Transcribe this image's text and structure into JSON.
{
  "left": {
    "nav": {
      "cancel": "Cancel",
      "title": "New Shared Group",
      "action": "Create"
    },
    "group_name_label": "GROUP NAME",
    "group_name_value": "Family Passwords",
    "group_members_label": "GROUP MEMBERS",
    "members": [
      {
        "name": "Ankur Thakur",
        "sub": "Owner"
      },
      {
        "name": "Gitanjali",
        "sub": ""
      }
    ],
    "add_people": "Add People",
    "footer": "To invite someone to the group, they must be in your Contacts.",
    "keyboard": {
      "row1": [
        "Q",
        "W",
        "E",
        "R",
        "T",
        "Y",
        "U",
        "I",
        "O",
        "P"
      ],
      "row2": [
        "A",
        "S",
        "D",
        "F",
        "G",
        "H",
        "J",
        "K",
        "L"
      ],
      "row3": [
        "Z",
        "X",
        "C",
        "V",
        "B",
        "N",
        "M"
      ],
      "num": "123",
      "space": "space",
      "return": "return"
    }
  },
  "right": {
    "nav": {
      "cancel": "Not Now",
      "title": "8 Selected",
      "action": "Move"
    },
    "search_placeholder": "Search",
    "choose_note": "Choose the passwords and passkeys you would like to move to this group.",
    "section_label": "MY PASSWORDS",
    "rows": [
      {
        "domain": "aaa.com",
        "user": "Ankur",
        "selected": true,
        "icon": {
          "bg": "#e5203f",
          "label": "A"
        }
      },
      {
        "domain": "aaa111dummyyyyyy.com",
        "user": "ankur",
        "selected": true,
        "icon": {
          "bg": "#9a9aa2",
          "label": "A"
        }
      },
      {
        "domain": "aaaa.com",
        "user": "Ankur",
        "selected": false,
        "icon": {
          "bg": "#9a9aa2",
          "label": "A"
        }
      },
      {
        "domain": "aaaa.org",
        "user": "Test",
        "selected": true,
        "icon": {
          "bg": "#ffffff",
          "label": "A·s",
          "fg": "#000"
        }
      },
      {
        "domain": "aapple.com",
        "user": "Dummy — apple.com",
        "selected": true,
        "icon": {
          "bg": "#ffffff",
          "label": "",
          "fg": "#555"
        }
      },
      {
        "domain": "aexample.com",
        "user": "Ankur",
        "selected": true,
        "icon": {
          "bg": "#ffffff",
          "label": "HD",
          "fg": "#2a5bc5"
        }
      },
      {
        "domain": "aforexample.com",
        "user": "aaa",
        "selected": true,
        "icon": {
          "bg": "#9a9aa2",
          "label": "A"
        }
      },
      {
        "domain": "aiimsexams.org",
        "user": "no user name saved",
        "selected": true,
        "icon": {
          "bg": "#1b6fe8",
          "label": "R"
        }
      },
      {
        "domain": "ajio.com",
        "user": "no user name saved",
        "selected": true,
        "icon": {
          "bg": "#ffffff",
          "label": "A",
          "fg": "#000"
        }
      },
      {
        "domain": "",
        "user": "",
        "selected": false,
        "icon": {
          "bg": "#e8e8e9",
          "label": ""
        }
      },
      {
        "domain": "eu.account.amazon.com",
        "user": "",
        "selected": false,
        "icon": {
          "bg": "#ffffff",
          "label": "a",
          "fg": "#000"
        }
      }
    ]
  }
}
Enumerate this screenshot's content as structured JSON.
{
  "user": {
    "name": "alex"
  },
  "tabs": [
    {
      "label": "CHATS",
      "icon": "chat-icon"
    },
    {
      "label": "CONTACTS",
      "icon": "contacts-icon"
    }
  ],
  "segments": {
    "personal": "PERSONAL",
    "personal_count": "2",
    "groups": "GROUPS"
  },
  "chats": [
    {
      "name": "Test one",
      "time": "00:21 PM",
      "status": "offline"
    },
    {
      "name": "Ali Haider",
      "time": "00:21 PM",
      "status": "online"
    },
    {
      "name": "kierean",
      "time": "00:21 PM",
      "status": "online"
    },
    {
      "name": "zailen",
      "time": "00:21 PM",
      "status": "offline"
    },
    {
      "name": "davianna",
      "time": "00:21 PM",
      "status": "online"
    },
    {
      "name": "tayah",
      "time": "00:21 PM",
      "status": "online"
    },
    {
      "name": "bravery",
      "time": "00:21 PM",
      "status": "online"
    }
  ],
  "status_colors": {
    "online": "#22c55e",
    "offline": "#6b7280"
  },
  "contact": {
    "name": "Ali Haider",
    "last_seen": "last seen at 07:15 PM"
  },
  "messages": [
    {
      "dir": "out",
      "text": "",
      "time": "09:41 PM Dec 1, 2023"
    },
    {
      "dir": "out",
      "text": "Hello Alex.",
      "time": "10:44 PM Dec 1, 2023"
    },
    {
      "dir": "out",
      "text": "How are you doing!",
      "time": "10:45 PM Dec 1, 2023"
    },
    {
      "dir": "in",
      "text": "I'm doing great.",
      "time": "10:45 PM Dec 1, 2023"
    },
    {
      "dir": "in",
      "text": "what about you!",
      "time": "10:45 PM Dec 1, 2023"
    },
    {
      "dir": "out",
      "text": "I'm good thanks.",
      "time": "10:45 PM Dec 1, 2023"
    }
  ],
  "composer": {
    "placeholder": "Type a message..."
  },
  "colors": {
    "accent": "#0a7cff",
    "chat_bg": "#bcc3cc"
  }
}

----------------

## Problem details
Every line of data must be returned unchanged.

## Solution
Transcribe this image's text and structure into JSON.
{
  "left": {
    "nav": {
      "cancel": "Cancel",
      "title": "New Shared Group",
      "action": "Create"
    },
    "group_name_label": "GROUP NAME",
    "group_name_value": "Family Passwords",
    "group_members_label": "GROUP MEMBERS",
    "members": [
      {
        "name": "Ankur Thakur",
        "sub": "Owner"
      },
      {
        "name": "Gitanjali",
        "sub": ""
      }
    ],
    "add_people": "Add People",
    "footer": "To invite someone to the group, they must be in your Contacts.",
    "keyboard": {
      "row1": [
        "Q",
        "W",
        "E",
        "R",
        "T",
        "Y",
        "U",
        "I",
        "O",
        "P"
      ],
      "row2": [
        "A",
        "S",
        "D",
        "F",
        "G",
        "H",
        "J",
        "K",
        "L"
      ],
      "row3": [
        "Z",
        "X",
        "C",
        "V",
        "B",
        "N",
        "M"
      ],
      "num": "123",
      "space": "space",
      "return": "return"
    }
  },
  "right": {
    "nav": {
      "cancel": "Not Now",
      "title": "8 Selected",
      "action": "Move"
    },
    "search_placeholder": "Search",
    "choose_note": "Choose the passwords and passkeys you would like to move to this group.",
    "section_label": "MY PASSWORDS",
    "rows": [
      {
        "domain": "aaa.com",
        "user": "Ankur",
        "selected": true,
        "icon": {
          "bg": "#e5203f",
          "label": "A"
        }
      },
      {
        "domain": "aaa111dummyyyyyy.com",
        "user": "ankur",
        "selected": true,
        "icon": {
          "bg": "#9a9aa2",
          "label": "A"
        }
      },
      {
        "domain": "aaaa.com",
        "user": "Ankur",
        "selected": false,
        "icon": {
          "bg": "#9a9aa2",
          "label": "A"
        }
      },
      {
        "domain": "aaaa.org",
        "user": "Test",
        "selected": true,
        "icon": {
          "bg": "#ffffff",
          "label": "A·s",
          "fg": "#000"
        }
      },
      {
        "domain": "aapple.com",
        "user": "Dummy — apple.com",
        "selected": true,
        "icon": {
          "bg": "#ffffff",
          "label": "",
          "fg": "#555"
        }
      },
      {
        "domain": "aexample.com",
        "user": "Ankur",
        "selected": true,
        "icon": {
          "bg": "#ffffff",
          "label": "HD",
          "fg": "#2a5bc5"
        }
      },
      {
        "domain": "aforexample.com",
        "user": "aaa",
        "selected": true,
        "icon": {
          "bg": "#9a9aa2",
          "label": "A"
        }
      },
      {
        "domain": "aiimsexams.org",
        "user": "no user name saved",
        "selected": true,
        "icon": {
          "bg": "#1b6fe8",
          "label": "R"
        }
      },
      {
        "domain": "ajio.com",
        "user": "no user name saved",
        "selected": true,
        "icon": {
          "bg": "#ffffff",
          "label": "A",
          "fg": "#000"
        }
      },
      {
        "domain": "",
        "user": "",
        "selected": false,
        "icon": {
          "bg": "#e8e8e9",
          "label": ""
        }
      },
      {
        "domain": "eu.account.amazon.com",
        "user": "",
        "selected": false,
        "icon": {
          "bg": "#ffffff",
          "label": "a",
          "fg": "#000"
        }
      }
    ]
  }
}
Enumerate this screenshot's content as structured JSON.
{
  "user": {
    "name": "alex"
  },
  "tabs": [
    {
      "label": "CHATS",
      "icon": "chat-icon"
    },
    {
      "label": "CONTACTS",
      "icon": "contacts-icon"
    }
  ],
  "segments": {
    "personal": "PERSONAL",
    "personal_count": "2",
    "groups": "GROUPS"
  },
  "chats": [
    {
      "name": "Test one",
      "time": "00:21 PM",
      "status": "offline"
    },
    {
      "name": "Ali Haider",
      "time": "00:21 PM",
      "status": "online"
    },
    {
      "name": "kierean",
      "time": "00:21 PM",
      "status": "online"
    },
    {
      "name": "zailen",
      "time": "00:21 PM",
      "status": "offline"
    },
    {
      "name": "davianna",
      "time": "00:21 PM",
      "status": "online"
    },
    {
      "name": "tayah",
      "time": "00:21 PM",
      "status": "online"
    },
    {
      "name": "bravery",
      "time": "00:21 PM",
      "status": "online"
    }
  ],
  "status_colors": {
    "online": "#22c55e",
    "offline": "#6b7280"
  },
  "contact": {
    "name": "Ali Haider",
    "last_seen": "last seen at 07:15 PM"
  },
  "messages": [
    {
      "dir": "out",
      "text": "",
      "time": "09:41 PM Dec 1, 2023"
    },
    {
      "dir": "out",
      "text": "Hello Alex.",
      "time": "10:44 PM Dec 1, 2023"
    },
    {
      "dir": "out",
      "text": "How are you doing!",
      "time": "10:45 PM Dec 1, 2023"
    },
    {
      "dir": "in",
      "text": "I'm doing great.",
      "time": "10:45 PM Dec 1, 2023"
    },
    {
      "dir": "in",
      "text": "what about you!",
      "time": "10:45 PM Dec 1, 2023"
    },
    {
      "dir": "out",
      "text": "I'm good thanks.",
      "time": "10:45 PM Dec 1, 2023"
    }
  ],
  "composer": {
    "placeholder": "Type a message..."
  },
  "colors": {
    "accent": "#0a7cff",
    "chat_bg": "#bcc3cc"
  }
}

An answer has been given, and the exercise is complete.